(WHAT THE EXERCISE ASKS) Work out how many lines below contain the word "caption", then give that number alone.

(DATA SHOWN)
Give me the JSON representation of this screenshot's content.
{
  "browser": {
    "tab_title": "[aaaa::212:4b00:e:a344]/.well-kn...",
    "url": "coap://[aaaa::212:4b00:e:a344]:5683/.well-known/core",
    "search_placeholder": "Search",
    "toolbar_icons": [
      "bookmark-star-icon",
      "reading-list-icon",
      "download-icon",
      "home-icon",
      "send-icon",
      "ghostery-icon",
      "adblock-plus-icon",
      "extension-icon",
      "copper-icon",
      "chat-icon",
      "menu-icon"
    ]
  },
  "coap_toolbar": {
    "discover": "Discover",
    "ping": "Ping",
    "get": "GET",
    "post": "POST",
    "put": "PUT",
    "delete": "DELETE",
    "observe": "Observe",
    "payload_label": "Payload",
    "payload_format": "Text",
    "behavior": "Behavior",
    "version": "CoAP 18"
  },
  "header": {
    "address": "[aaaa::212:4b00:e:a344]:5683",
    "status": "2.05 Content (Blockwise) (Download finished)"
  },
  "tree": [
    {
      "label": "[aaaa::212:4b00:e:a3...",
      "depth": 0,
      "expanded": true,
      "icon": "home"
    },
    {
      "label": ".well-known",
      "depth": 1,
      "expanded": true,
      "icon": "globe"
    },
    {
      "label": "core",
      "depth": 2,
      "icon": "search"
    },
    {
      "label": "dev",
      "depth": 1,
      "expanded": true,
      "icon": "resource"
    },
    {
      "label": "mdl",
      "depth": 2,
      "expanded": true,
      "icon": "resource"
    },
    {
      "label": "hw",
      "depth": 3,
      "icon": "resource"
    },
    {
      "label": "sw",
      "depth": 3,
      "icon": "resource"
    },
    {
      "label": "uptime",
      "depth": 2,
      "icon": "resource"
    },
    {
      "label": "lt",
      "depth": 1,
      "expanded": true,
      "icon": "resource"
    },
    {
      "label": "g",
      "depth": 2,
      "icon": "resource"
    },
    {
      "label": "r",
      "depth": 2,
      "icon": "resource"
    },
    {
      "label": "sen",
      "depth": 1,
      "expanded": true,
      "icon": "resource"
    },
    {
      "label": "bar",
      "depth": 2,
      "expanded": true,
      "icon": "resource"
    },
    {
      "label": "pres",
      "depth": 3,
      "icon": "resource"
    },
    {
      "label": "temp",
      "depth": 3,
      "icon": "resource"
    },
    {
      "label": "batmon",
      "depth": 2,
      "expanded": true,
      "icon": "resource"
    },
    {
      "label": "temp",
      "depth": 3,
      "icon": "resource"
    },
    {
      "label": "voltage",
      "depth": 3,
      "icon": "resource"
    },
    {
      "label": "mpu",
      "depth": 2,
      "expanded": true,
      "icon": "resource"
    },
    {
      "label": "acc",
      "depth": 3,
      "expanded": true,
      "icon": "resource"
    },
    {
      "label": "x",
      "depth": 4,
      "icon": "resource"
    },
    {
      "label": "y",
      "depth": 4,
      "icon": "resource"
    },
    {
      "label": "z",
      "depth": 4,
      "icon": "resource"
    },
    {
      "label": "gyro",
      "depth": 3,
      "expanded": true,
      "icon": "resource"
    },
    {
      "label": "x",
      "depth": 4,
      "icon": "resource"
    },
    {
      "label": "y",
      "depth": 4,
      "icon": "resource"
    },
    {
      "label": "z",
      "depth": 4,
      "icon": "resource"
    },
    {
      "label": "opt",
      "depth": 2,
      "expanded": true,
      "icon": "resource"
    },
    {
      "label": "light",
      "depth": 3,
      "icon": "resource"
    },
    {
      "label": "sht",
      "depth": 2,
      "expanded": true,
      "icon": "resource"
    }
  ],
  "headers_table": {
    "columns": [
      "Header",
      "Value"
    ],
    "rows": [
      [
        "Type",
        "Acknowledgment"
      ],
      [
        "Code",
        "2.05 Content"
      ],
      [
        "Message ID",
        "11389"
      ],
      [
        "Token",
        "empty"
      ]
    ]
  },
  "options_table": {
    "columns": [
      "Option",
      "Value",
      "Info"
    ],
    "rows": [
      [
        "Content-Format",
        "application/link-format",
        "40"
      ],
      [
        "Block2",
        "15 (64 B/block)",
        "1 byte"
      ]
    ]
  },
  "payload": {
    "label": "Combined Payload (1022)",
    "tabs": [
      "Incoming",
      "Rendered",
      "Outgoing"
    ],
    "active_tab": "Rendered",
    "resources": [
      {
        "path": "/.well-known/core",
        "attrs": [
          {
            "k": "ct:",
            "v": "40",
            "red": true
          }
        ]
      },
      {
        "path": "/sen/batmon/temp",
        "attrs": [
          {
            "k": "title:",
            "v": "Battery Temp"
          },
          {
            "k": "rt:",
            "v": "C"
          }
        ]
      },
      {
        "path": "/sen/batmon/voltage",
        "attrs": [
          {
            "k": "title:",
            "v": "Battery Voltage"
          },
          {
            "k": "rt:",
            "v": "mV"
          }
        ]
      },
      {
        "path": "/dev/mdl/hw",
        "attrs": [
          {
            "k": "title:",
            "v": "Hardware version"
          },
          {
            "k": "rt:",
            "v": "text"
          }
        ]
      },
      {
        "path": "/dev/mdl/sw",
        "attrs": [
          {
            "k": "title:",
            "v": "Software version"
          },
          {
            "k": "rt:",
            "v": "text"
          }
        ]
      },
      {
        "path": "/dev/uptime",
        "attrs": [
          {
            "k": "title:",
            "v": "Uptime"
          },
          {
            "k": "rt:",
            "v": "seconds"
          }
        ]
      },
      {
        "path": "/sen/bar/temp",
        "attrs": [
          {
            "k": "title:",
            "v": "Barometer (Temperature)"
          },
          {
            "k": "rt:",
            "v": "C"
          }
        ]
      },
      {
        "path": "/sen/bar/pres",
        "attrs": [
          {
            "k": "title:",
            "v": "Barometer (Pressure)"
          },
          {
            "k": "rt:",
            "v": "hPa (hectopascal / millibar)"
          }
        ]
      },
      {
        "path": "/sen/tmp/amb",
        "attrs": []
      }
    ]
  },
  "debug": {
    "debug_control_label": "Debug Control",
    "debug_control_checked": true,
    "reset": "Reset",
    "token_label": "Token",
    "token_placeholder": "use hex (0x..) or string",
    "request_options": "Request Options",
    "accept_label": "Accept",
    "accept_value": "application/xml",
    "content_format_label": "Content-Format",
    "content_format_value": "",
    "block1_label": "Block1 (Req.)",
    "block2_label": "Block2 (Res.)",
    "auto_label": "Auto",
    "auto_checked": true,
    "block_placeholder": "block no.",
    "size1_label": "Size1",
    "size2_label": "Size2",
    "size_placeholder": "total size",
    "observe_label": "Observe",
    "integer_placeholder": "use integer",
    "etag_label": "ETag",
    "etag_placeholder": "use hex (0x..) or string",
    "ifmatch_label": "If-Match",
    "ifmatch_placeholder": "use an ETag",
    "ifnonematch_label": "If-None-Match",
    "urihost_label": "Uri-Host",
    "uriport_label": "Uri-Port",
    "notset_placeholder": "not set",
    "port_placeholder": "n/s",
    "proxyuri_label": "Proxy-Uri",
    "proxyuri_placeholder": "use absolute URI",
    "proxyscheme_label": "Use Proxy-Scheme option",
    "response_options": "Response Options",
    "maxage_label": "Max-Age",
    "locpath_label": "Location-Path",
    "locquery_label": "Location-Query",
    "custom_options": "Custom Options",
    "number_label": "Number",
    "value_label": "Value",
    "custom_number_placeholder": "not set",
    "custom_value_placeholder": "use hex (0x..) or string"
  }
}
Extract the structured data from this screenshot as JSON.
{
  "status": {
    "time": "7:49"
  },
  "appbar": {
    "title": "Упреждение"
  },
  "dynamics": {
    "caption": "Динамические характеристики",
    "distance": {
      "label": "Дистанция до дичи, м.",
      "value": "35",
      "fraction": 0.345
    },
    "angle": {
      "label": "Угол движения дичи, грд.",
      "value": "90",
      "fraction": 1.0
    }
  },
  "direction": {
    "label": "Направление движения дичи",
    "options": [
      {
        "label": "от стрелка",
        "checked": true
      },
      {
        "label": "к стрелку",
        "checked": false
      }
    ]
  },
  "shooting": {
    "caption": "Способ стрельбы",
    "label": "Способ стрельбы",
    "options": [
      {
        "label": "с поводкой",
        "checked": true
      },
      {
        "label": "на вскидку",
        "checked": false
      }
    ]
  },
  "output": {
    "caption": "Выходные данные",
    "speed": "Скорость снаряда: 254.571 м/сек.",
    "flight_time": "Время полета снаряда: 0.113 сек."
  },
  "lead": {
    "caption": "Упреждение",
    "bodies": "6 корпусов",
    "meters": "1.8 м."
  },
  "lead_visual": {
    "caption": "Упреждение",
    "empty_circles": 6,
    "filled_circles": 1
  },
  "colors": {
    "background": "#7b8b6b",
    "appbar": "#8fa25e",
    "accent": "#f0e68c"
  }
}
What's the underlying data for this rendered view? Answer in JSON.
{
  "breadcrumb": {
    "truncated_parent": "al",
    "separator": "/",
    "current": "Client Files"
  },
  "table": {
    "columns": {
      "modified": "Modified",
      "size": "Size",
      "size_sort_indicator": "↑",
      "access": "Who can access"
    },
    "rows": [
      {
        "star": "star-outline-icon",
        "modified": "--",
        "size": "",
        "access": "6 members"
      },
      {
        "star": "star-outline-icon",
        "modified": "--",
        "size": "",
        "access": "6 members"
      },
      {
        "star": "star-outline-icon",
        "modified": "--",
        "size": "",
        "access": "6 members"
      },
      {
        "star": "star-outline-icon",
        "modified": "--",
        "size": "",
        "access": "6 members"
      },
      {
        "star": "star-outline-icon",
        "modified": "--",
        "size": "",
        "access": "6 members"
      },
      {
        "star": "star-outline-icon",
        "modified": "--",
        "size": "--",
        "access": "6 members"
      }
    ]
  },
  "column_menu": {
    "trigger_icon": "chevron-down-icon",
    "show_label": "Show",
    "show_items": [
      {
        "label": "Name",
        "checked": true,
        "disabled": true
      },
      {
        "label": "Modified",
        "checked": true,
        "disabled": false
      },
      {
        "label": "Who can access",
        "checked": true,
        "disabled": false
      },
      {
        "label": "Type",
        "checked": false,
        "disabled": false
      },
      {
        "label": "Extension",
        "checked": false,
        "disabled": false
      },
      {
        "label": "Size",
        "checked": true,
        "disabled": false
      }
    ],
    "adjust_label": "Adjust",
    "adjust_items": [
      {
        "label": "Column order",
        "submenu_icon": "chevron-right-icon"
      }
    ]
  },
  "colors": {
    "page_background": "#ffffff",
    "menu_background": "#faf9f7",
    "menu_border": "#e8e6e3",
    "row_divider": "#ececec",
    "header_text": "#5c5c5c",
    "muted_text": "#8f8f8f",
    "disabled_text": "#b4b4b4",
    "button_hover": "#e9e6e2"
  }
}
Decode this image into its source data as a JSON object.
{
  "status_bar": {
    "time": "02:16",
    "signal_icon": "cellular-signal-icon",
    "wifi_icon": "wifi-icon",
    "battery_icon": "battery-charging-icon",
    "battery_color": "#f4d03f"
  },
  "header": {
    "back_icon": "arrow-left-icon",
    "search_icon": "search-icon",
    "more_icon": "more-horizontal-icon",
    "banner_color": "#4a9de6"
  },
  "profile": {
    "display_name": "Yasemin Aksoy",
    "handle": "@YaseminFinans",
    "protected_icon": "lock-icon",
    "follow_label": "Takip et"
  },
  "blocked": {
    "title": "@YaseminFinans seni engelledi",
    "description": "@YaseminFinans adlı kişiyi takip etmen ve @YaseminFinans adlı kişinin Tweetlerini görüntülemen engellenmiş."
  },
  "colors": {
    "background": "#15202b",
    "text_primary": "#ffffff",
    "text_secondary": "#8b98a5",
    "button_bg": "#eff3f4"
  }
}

(SOLUTION TO THE PROBLEM) 5